Capital Gains are the profits earned when selling an asset for more than what was originally paid for it. These gains are taxable and should be reported on your tax return in order to avoid owing additional taxes down the road. On the other hand, capital losses occur when an asset is sold for less than what was originally paid for it. Fortunately, these losses can be used to offset taxable income up to $3,000 per year in order to reduce your amount owed on taxes.
What About Tax Deductions?
Tax deductions are a great way for seniors to reduce the amount of taxes you owe when filing your 1040-SR form. As a senior, there are specific tax deductions that can help you maximize your savings come tax season.

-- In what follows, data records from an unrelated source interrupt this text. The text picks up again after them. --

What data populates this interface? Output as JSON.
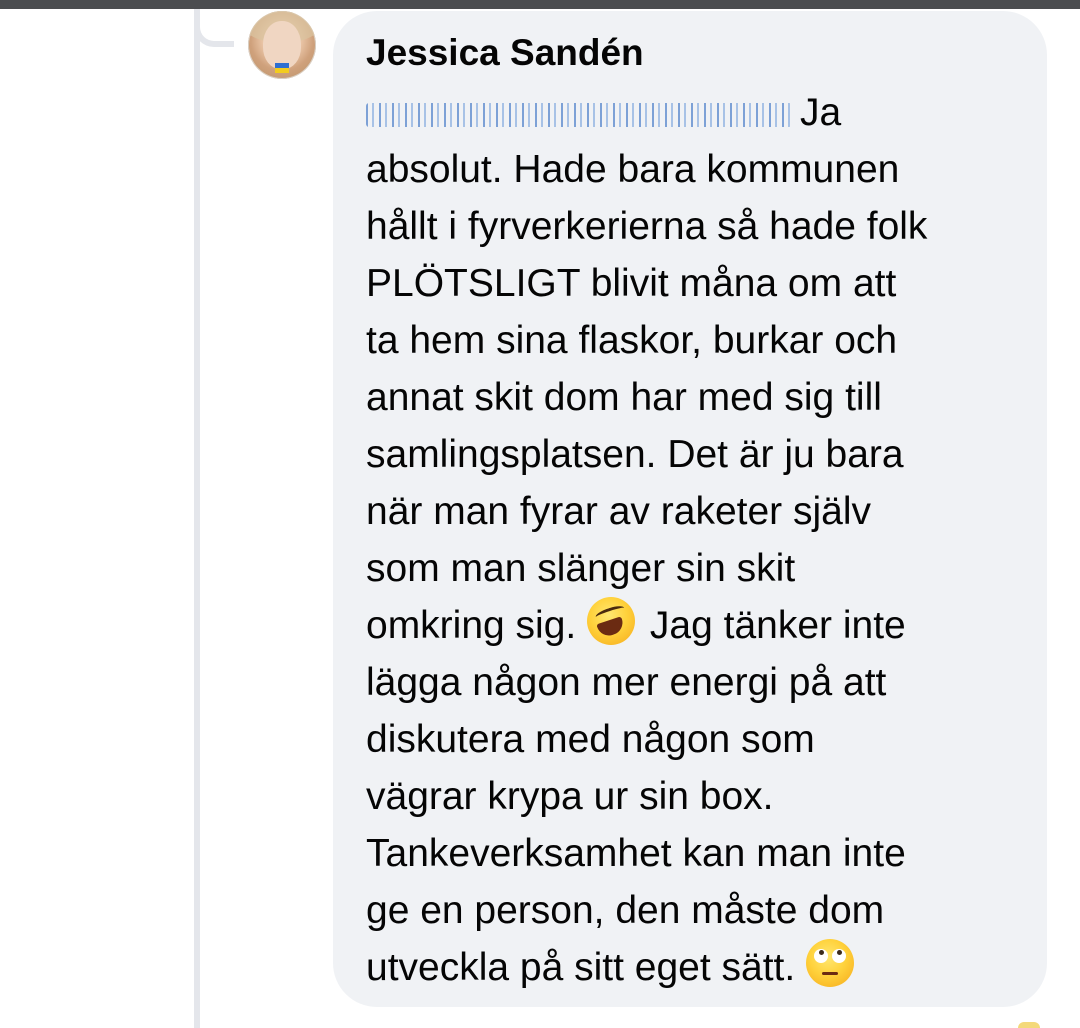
{
  "comment": {
    "author": "Jessica Sandén",
    "lines": [
      "Ja",
      "absolut. Hade bara kommunen",
      "hållt i fyrverkerierna så hade folk",
      "PLÖTSLIGT blivit måna om att",
      "ta hem sina flaskor, burkar och",
      "annat skit dom har med sig till",
      "samlingsplatsen. Det är ju bara",
      "när man fyrar av raketer själv",
      "som man slänger sin skit",
      "omkring sig.",
      "Jag tänker inte",
      "lägga någon mer energi på att",
      "diskutera med någon som",
      "vägrar krypa ur sin box.",
      "Tankeverksamhet kan man inte",
      "ge en person, den måste dom",
      "utveckla på sitt eget sätt."
    ],
    "emojis": {
      "laugh": "rolling-on-floor-laughing-emoji",
      "eye_roll": "face-with-rolling-eyes-emoji"
    }
  }
}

For instance, the standard deduction for seniors.It allows taxpayers 65 and older to take an additional $1,300 exemption on their taxes if they file as “single” or $2,600 if they file as “married filing jointly”.
Also available is the Deduction for Taxpayers Age 65 or Older. This deduction allows seniors age 65 and older to deduct up to $7,500 from their income if single or $10,000 if married filing jointly.
Lastly, seniors may also be eligible for Qualified Retirement Plans including Traditional IRAs and Roth IRAs which allow contributions of up to $6,000 per year (or $7,000 for those aged 50 or above). Contributions made to these plans can be deducted from your taxable income.
Deduction Options Available to Those Age 65 or Older Filing a 1040-SR Form
As a senior, filing your 1040-SR Form shouldn’t be complicated — but it can be. That’s why we’re here to help! Filing taxes as a senior doesn’t have to be scary or intimidating. You can take advantage of several deductions and credits available exclusively for those age 65 and older.
The Standard Deduction for seniors allows taxpayers 65 and older to take an additional $1,300 exemption on their taxes if they file as “single” or $2,600 if they file as “married filing jointly”. Additionally, you can also deduct up to $7,500 from your income if single or $10,000 if married filing jointly with the Deduction for Taxpayers Age 65 or Older.
Finally, Qualified Retirement Plans including Traditional IRAs and Roth IRAs allow contributions of up to $6,000 per year (or $7,000 for those aged 50 or above). Contributions made to these plans can be deducted from your taxable income.
Whether you’re just starting out in retirement or planning ahead for the future – don’t forget to review all of the tax deductions available specifically for seniors before filing your 1040-SR form.